[Component data from apps and pages]
+-------+
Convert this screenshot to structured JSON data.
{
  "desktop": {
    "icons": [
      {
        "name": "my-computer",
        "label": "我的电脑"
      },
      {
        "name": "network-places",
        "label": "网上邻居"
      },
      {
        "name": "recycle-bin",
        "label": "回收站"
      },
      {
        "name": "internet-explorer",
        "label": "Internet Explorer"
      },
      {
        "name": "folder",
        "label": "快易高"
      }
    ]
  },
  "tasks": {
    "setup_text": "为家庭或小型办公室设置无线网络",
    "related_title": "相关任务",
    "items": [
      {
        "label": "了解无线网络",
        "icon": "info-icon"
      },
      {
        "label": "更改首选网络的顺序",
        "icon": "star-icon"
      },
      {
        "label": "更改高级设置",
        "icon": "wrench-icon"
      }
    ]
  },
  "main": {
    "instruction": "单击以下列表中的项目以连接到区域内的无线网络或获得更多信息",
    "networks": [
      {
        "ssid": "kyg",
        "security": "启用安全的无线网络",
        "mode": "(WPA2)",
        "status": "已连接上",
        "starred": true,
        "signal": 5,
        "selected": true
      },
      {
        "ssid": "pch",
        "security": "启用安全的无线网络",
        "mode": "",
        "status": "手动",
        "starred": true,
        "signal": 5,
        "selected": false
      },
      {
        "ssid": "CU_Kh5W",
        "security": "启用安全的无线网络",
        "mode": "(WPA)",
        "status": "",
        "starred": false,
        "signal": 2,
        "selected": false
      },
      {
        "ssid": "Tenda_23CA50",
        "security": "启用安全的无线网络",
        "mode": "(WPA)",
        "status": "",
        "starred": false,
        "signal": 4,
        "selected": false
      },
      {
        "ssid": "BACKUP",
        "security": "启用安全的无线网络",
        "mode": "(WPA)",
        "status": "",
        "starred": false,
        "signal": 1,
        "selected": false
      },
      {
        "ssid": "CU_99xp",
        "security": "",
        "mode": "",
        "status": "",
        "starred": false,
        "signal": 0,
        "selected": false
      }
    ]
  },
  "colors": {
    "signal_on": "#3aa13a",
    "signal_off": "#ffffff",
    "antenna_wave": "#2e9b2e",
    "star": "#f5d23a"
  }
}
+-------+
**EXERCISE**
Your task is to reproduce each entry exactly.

**RESPONSE TO THE TASK**
Convert this screenshot to structured JSON data.
{
  "desktop": {
    "icons": [
      {
        "name": "my-computer",
        "label": "我的电脑"
      },
      {
        "name": "network-places",
        "label": "网上邻居"
      },
      {
        "name": "recycle-bin",
        "label": "回收站"
      },
      {
        "name": "internet-explorer",
        "label": "Internet Explorer"
      },
      {
        "name": "folder",
        "label": "快易高"
      }
    ]
  },
  "tasks": {
    "setup_text": "为家庭或小型办公室设置无线网络",
    "related_title": "相关任务",
    "items": [
      {
        "label": "了解无线网络",
        "icon": "info-icon"
      },
      {
        "label": "更改首选网络的顺序",
        "icon": "star-icon"
      },
      {
        "label": "更改高级设置",
        "icon": "wrench-icon"
      }
    ]
  },
  "main": {
    "instruction": "单击以下列表中的项目以连接到区域内的无线网络或获得更多信息",
    "networks": [
      {
        "ssid": "kyg",
        "security": "启用安全的无线网络",
        "mode": "(WPA2)",
        "status": "已连接上",
        "starred": true,
        "signal": 5,
        "selected": true
      },
      {
        "ssid": "pch",
        "security": "启用安全的无线网络",
        "mode": "",
        "status": "手动",
        "starred": true,
        "signal": 5,
        "selected": false
      },
      {
        "ssid": "CU_Kh5W",
        "security": "启用安全的无线网络",
        "mode": "(WPA)",
        "status": "",
        "starred": false,
        "signal": 2,
        "selected": false
      },
      {
        "ssid": "Tenda_23CA50",
        "security": "启用安全的无线网络",
        "mode": "(WPA)",
        "status": "",
        "starred": false,
        "signal": 4,
        "selected": false
      },
      {
        "ssid": "BACKUP",
        "security": "启用安全的无线网络",
        "mode": "(WPA)",
        "status": "",
        "starred": false,
        "signal": 1,
        "selected": false
      },
      {
        "ssid": "CU_99xp",
        "security": "",
        "mode": "",
        "status": "",
        "starred": false,
        "signal": 0,
        "selected": false
      }
    ]
  },
  "colors": {
    "signal_on": "#3aa13a",
    "signal_off": "#ffffff",
    "antenna_wave": "#2e9b2e",
    "star": "#f5d23a"
  }
}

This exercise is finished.